NEW YORK: In one of the most hard hitting speeches of her career Hillary Rodham Clinton went straight for the jugular, unleashing a series of biting attacks on Republican presumptive nominee Donald Trump who has been attacking her relentlessly.
Clinton warned that Trump should not be let anywhere near the nuclear codes because he could start a war when somebody “got under his very thin skin.”
“He’s not just unprepared — he’s temperamentally unfit to hold an office that requires knowledge, stability and immense responsibility,” Clinton said during the speech in San Diego, California.
Trump fired back while speaking at a rally in San Jose, California, on Thursday night. “I watched Hillary today and it was pathetic. It was so sad to watch,” Trump said, calling it a “political speech” that had nothing to do with foreign policy. “It was a pretty pathetic deal,” he added.

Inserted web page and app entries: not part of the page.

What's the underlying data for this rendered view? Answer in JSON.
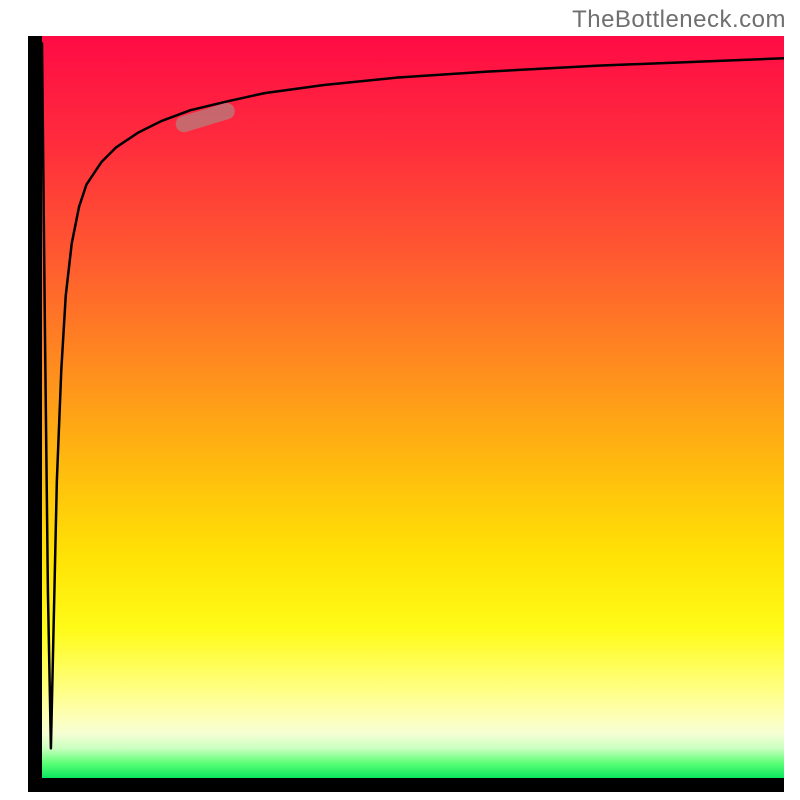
{
  "attribution": "TheBottleneck.com",
  "colors": {
    "frame": "#000000",
    "curve": "#000000",
    "marker": "#b97a7a",
    "gradient_stops": [
      "#ff0b45",
      "#ff5a30",
      "#ffbb0e",
      "#fffb18",
      "#ffff82",
      "#09e85f"
    ]
  },
  "chart_data": {
    "type": "line",
    "title": "",
    "xlabel": "",
    "ylabel": "",
    "xlim": [
      0,
      100
    ],
    "ylim": [
      0,
      100
    ],
    "grid": false,
    "annotations": [
      {
        "type": "pill_marker",
        "approx_x": 22,
        "approx_y": 89
      }
    ],
    "series": [
      {
        "name": "dip-curve",
        "x": [
          0,
          0.4,
          0.8,
          1.2,
          1.6,
          2.0,
          2.6,
          3.2,
          4,
          5,
          6,
          8,
          10,
          13,
          16,
          20,
          25,
          30,
          38,
          48,
          60,
          75,
          90,
          100
        ],
        "y": [
          99,
          60,
          25,
          4,
          22,
          40,
          55,
          65,
          72,
          77,
          80,
          83,
          85,
          87,
          88.5,
          90,
          91.2,
          92.3,
          93.4,
          94.4,
          95.2,
          96.0,
          96.6,
          97.0
        ]
      }
    ]
  }
}
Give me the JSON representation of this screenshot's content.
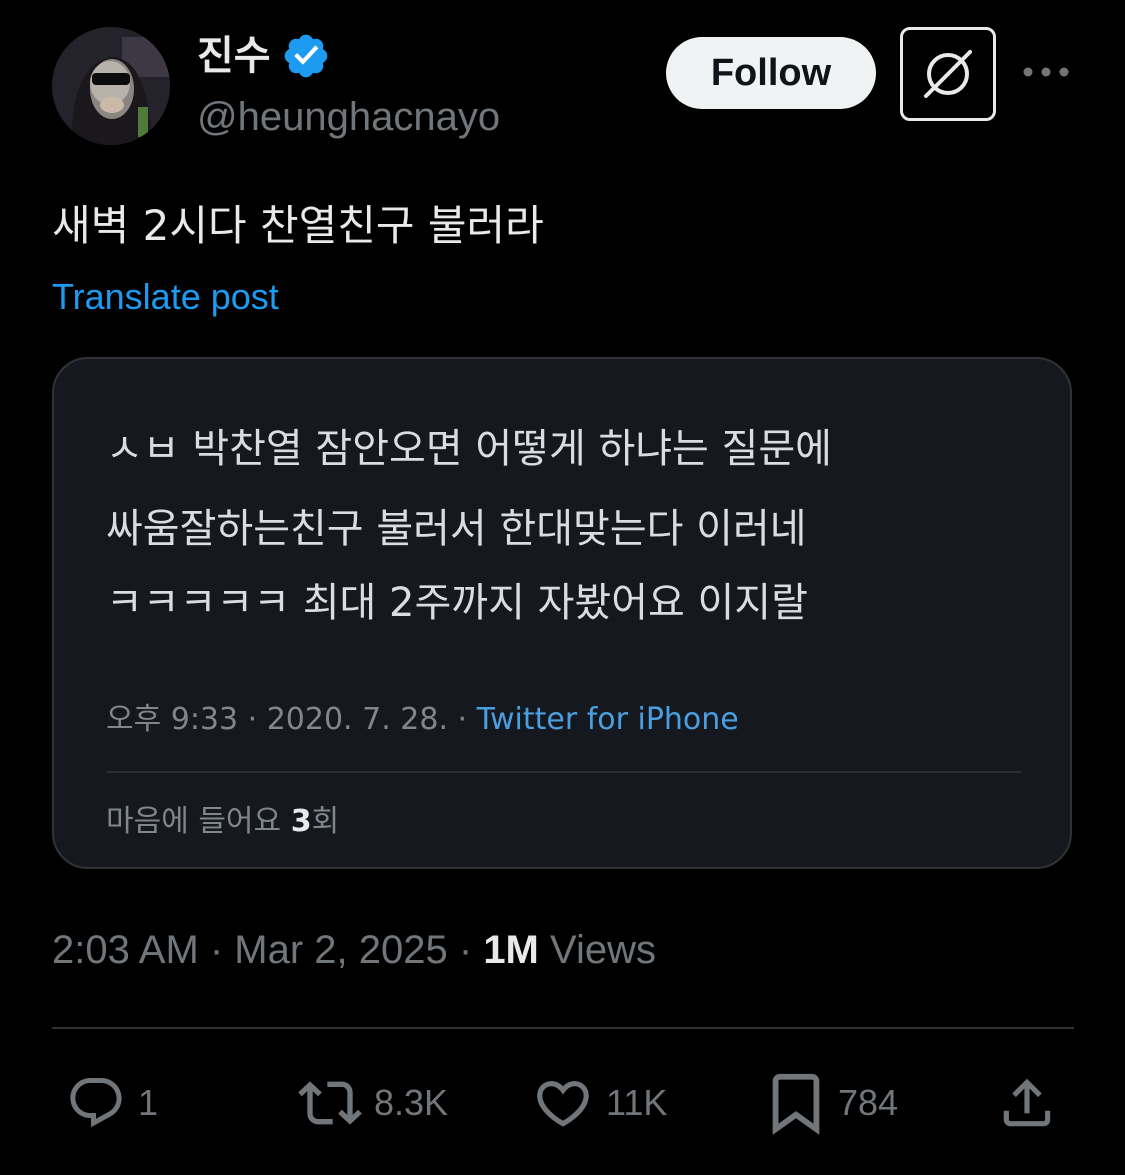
{
  "author": {
    "display_name": "진수",
    "handle": "@heunghacnayo",
    "verified_icon": "verified-badge-icon",
    "avatar_icon": "avatar"
  },
  "header": {
    "follow_label": "Follow",
    "grok_icon": "grok-icon",
    "more_icon": "more-icon"
  },
  "post": {
    "text": "새벽 2시다 찬열친구 불러라",
    "translate_label": "Translate post"
  },
  "embedded_image": {
    "lines": [
      "ㅅㅂ 박찬열 잠안오면 어떻게 하냐는 질문에",
      "싸움잘하는친구 불러서 한대맞는다 이러네",
      "ㅋㅋㅋㅋㅋ 최대 2주까지 자봤어요 이지랄"
    ],
    "meta_time": "오후 9:33 · 2020. 7. 28. · ",
    "meta_source": "Twitter for iPhone",
    "likes_prefix": "마음에 들어요 ",
    "likes_count": "3",
    "likes_suffix": "회"
  },
  "meta": {
    "timestamp": "2:03 AM · Mar 2, 2025 · ",
    "views_count": "1M",
    "views_label": " Views"
  },
  "actions": {
    "reply_count": "1",
    "repost_count": "8.3K",
    "like_count": "11K",
    "bookmark_count": "784"
  },
  "colors": {
    "background": "#000000",
    "text_primary": "#e7e9ea",
    "text_secondary": "#71767b",
    "link_blue": "#1d9bf0",
    "border": "#2f3336"
  }
}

Ms Clinton told voters that Trump’s ideas are a mix of “bizarre rants, personal feuds and outright lies”. She lambasted his “bragging” approach to foreign policy based on a string of “nasty tweets” and accused him of harbouring a “bizarre” affinity for authoritarian leaders like Russian President Vladimir Putin, the Communist rulers of China and North Korean dictator Kim Jong-Un.
“We cannot put the safety of our children and grandchildren in Donald Trump’s hands. We cannot let him roll the dice with America,” Clinton said.
At one point, Clinton imagined Trump composing nasty tweets to respond to her speech. And the combative Republican standard-bearer did not disappoint.
“Bad performance by Crooked Hillary Clinton! Reading poorly from the telepromter! She doesn’t even look presidential!” the presumptive GOP nominee wrote as her address ended. In another tweet, Trump added: “Crooked Hillary no longer has credibility — too much failure in office. People will not allow another four years of incompetence!” But taking a page from Trump’s book, Clinton’s speech contained a string of zingers meant to ridicule the presumptive presidential GOP nominee and render him an unacceptable choice for president.
“He says he has foreign policy experience because he ran the Miss Universe pageant in Russia,” Clinton said. “The stakes in global statecraft are infinitely higher and more complex than in the world of luxury hotels.”
As CNN observed the speech by Clinton marked a significant moment in her campaign, as it was the first real signal of the tactics and attitude she will use to take on Trump and offered a preview of what are likely to be fierce clashes between the rivals at a trio of presidential debates later in the year. It demonstrated the kind of sardonic, unrestrained humour that she often shows in private interactions with friends and reporters but has refrained from displaying in public.
It also appeared to be aimed at Democrats who are spooked by recent polls showing a tight race between Clinton and Trump, and who fear her often-criticised campaigning skills won’t keep up with Trump’s volatile and highly effective off-the-cuff style.
When she argued that Trump’s lack of knowledge on foreign policy and temperament would put at risk decades of Republican and Democratic foreign policy advances, she appeared to be making a pitch for disgruntled national security conservatives who feel unable to put their trust in the Republican nominee, one expert here observed.
Ryan endorses Trump
House Speaker Paul Ryan endorsed Donald Trump’s bid for president on Thursday, bringing an end to the extraordinary public split between the GOP’s presumptive White House nominee and the nation’s top Republican in office.
“I had friends wishing I wouldn’t support him. I had friends wishing I would,” Ryan said in an exclusive interview with The Associated Press.
“I really didn’t feel any pressure, other than my goal is to make sure that were unified so that we’re at full strength in the fall so we can win the election.”
Ryan’s announcement, made in a newspaper column published in his Wisconsin hometown, marks a significant step for a Republican Party trying to come together ahead of a general election matchup against likely Democratic nominee Hillary Clinton.
And Ryan made clear he had Clinton on his mind when he decided to join the ranks of Republicans who have slowly come around to backing Trump, the brash billionaire few expected to emerge as the party’s nominee when the campaign began in earnest last year.
“This to me is about saving the country and preventing a third progressive, liberal term, which is what a Clinton presidency would do,” Ryan said.—AP